Directions
Comb through the entries for "Material" and pull out each line that holds it.

Data to use
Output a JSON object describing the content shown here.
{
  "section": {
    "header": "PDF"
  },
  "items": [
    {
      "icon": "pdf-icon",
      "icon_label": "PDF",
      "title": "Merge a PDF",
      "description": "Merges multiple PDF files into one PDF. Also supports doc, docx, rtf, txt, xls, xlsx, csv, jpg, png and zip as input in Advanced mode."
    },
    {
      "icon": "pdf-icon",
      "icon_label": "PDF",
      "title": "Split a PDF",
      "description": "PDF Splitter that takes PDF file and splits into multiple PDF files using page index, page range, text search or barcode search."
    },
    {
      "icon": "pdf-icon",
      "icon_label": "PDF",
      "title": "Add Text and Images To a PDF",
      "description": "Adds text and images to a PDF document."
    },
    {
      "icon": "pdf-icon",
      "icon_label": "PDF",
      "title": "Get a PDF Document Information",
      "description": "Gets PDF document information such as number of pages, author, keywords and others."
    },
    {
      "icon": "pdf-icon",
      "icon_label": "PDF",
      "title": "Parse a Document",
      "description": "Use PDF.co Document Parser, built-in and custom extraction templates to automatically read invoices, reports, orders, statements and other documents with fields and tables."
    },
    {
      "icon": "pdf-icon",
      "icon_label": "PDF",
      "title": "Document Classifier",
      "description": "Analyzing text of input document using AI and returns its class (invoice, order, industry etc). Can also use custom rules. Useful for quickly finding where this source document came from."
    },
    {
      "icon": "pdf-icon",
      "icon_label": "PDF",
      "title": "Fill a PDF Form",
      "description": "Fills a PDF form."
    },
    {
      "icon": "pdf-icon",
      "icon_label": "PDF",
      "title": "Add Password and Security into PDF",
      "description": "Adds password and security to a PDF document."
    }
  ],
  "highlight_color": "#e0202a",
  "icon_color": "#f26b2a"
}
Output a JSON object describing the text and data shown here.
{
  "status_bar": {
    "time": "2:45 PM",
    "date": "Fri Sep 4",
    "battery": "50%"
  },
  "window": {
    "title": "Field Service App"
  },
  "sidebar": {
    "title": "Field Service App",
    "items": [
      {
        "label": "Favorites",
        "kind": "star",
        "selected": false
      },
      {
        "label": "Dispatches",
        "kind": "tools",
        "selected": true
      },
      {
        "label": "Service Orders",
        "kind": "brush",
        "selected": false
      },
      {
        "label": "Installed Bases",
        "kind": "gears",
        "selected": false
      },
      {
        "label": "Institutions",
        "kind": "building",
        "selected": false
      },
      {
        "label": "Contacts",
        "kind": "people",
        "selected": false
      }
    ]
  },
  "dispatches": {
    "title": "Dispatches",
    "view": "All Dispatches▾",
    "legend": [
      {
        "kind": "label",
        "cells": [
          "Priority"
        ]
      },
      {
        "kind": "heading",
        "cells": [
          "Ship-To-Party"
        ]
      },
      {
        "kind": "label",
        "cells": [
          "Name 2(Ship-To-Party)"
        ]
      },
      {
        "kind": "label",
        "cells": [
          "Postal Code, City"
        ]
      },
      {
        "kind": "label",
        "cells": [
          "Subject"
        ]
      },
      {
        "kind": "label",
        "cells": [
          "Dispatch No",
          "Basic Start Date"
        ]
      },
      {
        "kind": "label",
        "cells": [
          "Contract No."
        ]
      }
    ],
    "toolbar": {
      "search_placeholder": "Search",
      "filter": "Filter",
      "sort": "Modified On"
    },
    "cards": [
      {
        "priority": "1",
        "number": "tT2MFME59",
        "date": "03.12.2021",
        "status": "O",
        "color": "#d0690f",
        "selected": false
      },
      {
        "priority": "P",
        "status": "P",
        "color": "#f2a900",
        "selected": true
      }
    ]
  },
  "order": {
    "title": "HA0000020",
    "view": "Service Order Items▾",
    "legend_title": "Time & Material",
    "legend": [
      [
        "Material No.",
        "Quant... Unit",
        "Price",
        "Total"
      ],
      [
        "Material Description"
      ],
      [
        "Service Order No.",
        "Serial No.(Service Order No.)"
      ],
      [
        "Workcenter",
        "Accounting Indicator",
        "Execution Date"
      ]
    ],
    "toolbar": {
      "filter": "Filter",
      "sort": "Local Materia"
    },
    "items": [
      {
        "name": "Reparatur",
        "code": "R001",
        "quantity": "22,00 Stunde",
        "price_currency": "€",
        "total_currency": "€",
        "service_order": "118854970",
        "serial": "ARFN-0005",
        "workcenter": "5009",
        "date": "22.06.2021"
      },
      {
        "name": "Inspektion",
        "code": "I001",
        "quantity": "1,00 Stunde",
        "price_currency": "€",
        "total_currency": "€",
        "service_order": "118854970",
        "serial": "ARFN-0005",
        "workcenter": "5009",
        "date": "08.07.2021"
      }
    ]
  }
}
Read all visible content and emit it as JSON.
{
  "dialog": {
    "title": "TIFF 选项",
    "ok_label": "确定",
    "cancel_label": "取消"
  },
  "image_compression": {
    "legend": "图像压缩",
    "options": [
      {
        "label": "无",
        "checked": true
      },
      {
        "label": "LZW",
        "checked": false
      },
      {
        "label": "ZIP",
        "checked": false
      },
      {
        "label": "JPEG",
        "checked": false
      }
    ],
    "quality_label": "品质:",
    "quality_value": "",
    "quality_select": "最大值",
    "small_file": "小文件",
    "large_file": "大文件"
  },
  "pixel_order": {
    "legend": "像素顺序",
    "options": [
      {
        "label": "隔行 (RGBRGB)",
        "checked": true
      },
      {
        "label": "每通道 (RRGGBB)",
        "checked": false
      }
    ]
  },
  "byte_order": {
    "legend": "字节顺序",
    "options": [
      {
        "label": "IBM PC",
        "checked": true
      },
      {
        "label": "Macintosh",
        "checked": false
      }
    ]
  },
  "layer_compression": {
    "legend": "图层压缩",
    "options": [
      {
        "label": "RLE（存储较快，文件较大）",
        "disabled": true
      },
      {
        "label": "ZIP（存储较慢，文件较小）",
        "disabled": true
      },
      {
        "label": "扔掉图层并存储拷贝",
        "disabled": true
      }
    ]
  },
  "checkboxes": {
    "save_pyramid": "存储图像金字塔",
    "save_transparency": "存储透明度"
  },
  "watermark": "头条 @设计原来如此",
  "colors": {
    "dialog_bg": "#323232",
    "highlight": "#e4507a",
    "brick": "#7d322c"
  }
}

Solution to this problem
    "legend_title": "Time & Material",
        "Material No.",
        "Material Description"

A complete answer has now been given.